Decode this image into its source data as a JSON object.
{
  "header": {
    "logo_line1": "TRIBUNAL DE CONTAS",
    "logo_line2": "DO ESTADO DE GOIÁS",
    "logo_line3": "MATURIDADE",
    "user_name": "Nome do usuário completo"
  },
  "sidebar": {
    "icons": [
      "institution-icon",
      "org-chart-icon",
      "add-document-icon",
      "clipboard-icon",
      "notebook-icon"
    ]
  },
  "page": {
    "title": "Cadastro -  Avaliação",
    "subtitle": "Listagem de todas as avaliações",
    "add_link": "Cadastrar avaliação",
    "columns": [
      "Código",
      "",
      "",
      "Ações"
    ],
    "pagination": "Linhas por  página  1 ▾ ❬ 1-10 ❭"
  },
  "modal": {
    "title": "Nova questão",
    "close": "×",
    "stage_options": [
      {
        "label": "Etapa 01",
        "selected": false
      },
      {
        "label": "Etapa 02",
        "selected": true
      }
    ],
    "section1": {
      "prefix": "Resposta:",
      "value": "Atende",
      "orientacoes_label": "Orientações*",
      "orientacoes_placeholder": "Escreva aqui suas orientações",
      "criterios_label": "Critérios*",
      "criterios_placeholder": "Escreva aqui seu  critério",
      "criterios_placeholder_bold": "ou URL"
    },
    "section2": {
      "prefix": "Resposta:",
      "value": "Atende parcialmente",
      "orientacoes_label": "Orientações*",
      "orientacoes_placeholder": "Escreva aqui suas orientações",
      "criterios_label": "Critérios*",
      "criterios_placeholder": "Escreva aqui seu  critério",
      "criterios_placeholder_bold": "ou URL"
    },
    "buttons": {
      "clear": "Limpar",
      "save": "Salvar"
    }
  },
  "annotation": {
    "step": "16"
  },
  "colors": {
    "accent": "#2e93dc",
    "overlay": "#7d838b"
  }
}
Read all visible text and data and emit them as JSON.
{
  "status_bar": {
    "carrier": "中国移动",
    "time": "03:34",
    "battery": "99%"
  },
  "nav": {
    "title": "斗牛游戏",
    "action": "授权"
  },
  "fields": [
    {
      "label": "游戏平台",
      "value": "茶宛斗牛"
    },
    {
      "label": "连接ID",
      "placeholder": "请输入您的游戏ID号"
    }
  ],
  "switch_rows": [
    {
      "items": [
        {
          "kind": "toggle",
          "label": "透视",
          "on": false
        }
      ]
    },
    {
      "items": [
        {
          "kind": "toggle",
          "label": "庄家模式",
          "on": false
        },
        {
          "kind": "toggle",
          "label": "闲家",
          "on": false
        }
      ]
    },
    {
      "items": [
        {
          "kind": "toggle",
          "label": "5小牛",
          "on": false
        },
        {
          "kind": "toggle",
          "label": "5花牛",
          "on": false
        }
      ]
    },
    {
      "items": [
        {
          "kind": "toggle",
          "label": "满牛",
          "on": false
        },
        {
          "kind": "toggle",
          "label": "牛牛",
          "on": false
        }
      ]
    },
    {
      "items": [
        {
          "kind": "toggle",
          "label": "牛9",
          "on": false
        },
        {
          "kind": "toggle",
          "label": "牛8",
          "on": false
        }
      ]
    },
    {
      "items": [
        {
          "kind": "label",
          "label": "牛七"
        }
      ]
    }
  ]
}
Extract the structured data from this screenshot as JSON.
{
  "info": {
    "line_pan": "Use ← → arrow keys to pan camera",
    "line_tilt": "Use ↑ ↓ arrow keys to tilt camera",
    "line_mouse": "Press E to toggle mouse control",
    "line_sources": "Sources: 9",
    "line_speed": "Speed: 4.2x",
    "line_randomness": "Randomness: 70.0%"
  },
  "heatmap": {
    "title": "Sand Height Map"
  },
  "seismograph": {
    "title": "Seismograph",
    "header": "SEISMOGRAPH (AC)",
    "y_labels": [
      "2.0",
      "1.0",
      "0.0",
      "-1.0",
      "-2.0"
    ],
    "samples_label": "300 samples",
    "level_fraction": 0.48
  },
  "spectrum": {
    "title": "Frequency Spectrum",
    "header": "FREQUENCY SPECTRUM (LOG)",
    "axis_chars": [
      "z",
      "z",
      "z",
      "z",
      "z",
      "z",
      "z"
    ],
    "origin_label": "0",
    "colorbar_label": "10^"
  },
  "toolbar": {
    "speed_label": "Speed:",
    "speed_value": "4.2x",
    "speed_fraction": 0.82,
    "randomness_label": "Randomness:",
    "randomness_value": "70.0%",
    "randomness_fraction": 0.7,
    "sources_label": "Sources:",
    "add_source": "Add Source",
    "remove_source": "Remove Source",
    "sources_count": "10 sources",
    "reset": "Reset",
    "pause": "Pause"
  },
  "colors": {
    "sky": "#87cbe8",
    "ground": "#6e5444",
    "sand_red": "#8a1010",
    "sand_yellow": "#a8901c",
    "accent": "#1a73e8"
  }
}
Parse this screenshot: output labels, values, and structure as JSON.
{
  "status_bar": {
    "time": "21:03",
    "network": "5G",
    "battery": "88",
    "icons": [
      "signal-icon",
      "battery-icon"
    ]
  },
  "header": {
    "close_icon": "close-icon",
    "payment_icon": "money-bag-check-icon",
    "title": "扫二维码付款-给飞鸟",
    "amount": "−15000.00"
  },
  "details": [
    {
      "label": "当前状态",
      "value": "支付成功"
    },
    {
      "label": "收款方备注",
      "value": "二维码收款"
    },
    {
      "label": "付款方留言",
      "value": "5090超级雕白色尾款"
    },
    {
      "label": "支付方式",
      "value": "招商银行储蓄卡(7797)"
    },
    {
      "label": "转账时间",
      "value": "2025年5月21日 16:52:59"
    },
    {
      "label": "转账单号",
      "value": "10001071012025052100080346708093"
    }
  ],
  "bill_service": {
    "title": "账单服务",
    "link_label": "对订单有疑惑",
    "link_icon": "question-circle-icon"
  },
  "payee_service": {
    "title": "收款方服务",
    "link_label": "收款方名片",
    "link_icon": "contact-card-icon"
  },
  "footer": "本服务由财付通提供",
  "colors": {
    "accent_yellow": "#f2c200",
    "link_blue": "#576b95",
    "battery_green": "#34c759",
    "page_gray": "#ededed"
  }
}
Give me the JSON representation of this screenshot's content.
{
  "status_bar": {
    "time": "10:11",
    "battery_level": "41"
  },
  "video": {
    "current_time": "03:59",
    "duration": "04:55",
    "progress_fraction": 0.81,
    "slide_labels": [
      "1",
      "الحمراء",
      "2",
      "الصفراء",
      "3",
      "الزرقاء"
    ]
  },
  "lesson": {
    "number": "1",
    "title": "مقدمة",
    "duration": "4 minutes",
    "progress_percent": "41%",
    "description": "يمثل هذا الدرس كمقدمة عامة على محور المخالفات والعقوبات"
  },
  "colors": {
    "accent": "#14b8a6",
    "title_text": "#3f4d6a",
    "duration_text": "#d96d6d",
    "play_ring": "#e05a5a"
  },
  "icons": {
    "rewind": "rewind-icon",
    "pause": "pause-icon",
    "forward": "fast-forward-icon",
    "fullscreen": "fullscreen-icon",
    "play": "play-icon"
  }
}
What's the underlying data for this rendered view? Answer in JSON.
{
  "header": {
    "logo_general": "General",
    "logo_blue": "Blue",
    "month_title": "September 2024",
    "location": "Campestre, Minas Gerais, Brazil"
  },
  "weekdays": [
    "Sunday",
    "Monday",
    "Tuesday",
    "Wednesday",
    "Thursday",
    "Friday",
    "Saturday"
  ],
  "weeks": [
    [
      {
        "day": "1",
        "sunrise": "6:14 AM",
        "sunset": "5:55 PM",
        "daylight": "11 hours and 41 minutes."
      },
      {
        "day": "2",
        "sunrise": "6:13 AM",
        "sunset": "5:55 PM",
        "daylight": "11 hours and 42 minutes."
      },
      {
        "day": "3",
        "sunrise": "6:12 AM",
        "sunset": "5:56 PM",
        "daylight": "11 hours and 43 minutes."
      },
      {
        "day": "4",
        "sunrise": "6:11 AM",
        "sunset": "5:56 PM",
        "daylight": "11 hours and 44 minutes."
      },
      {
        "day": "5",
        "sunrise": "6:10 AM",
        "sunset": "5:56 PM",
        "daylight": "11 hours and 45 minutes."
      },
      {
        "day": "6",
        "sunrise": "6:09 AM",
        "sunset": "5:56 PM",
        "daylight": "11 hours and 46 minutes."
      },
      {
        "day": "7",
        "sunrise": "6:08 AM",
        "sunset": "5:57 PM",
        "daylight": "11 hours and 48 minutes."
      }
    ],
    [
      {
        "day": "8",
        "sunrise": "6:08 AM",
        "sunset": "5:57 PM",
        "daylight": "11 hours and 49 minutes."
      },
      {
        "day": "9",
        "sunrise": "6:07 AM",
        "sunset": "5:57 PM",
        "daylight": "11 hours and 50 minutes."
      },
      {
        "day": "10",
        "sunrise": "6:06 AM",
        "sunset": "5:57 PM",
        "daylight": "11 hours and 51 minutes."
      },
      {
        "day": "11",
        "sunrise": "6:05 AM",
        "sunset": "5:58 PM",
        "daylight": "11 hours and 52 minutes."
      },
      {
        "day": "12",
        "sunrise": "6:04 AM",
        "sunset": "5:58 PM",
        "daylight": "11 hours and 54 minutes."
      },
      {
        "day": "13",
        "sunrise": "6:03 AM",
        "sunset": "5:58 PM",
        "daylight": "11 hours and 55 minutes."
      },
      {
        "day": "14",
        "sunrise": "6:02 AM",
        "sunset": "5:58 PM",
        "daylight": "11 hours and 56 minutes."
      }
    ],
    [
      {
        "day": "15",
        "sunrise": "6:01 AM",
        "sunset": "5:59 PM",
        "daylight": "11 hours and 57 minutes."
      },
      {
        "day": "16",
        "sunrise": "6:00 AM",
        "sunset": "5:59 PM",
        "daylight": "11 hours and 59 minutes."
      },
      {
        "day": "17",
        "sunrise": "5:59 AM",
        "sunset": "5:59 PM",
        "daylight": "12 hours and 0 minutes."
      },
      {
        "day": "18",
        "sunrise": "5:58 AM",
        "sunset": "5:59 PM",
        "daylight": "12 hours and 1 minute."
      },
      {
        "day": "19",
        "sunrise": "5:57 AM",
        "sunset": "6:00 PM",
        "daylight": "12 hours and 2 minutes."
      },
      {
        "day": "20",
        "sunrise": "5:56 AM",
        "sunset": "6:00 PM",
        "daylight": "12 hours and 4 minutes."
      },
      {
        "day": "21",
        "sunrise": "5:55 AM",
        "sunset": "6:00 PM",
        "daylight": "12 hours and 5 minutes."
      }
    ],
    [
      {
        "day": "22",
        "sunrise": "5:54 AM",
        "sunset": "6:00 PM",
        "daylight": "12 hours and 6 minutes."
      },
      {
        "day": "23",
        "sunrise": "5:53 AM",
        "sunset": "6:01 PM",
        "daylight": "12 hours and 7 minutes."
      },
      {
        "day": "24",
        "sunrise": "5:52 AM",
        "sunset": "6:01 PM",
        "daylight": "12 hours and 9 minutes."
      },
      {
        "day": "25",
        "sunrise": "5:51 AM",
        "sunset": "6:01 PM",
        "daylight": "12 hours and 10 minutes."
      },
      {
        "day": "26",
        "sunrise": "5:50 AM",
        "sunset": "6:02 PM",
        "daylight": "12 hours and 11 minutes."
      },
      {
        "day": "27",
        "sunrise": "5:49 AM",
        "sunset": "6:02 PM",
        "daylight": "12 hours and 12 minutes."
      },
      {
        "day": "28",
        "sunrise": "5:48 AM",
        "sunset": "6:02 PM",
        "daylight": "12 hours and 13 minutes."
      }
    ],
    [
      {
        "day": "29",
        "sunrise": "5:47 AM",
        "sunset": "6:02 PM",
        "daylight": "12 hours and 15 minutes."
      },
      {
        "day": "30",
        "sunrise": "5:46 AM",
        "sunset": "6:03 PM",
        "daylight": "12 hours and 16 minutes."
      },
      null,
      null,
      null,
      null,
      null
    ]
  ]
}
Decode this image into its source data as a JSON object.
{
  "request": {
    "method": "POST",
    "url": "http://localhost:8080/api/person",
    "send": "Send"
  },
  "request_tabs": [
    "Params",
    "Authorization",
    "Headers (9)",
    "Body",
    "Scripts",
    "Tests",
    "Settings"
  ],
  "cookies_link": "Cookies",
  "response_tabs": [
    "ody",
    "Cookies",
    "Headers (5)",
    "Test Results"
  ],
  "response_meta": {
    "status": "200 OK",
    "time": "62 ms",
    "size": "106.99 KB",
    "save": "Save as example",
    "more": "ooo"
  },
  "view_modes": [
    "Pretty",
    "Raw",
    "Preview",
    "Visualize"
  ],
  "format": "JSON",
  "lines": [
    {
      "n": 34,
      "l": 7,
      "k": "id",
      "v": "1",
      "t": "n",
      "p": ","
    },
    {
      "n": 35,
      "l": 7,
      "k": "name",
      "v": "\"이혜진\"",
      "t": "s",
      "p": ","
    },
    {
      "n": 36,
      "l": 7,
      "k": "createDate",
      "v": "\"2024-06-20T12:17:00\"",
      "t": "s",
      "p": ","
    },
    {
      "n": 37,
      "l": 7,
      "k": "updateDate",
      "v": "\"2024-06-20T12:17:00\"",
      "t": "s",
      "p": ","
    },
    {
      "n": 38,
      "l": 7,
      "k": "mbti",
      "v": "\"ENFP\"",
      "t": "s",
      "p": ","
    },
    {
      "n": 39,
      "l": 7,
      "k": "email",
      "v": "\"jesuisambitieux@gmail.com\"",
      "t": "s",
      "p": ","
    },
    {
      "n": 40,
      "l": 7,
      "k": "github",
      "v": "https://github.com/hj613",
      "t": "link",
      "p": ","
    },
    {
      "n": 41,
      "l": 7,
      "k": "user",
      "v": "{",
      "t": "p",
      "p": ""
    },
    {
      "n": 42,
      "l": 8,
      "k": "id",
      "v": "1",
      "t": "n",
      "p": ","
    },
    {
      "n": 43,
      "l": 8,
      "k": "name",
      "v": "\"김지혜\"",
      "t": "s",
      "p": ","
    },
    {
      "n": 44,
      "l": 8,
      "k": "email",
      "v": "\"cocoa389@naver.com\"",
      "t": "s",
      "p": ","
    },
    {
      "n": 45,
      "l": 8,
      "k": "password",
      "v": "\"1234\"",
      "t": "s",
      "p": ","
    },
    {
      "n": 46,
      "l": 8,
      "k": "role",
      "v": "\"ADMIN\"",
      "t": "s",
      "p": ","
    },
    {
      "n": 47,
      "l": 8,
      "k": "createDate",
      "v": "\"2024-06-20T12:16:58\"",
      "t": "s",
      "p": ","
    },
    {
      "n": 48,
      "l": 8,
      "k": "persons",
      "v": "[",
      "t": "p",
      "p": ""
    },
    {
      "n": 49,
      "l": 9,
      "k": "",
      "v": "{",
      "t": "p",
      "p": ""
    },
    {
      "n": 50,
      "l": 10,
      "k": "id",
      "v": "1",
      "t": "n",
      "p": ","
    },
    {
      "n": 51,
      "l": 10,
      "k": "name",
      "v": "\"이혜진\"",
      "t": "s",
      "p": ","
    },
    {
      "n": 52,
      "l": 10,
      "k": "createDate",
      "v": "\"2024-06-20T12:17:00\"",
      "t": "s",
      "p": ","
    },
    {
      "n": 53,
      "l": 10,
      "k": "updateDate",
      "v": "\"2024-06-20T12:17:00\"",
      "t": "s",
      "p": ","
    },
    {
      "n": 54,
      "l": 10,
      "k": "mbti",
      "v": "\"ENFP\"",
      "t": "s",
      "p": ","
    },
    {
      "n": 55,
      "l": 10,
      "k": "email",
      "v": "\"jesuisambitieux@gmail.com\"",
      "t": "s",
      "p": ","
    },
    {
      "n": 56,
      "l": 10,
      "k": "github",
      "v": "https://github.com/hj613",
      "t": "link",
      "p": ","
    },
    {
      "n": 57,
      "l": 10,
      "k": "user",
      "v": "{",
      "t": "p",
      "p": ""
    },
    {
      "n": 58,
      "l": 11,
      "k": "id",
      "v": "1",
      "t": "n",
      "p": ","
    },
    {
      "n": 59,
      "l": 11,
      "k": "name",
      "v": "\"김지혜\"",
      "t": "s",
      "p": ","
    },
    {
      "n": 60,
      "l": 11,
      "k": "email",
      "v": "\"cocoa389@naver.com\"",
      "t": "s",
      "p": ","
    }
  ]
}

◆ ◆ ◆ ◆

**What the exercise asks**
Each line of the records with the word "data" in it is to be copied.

**Written solution**
Decode this image into its source data as a JSON object.
Read all visible text and data and emit them as JSON.
Extract the structured data from this screenshot as JSON.
What's the underlying data for this rendered view? Answer in JSON.
Decode this image into its source data as a JSON object.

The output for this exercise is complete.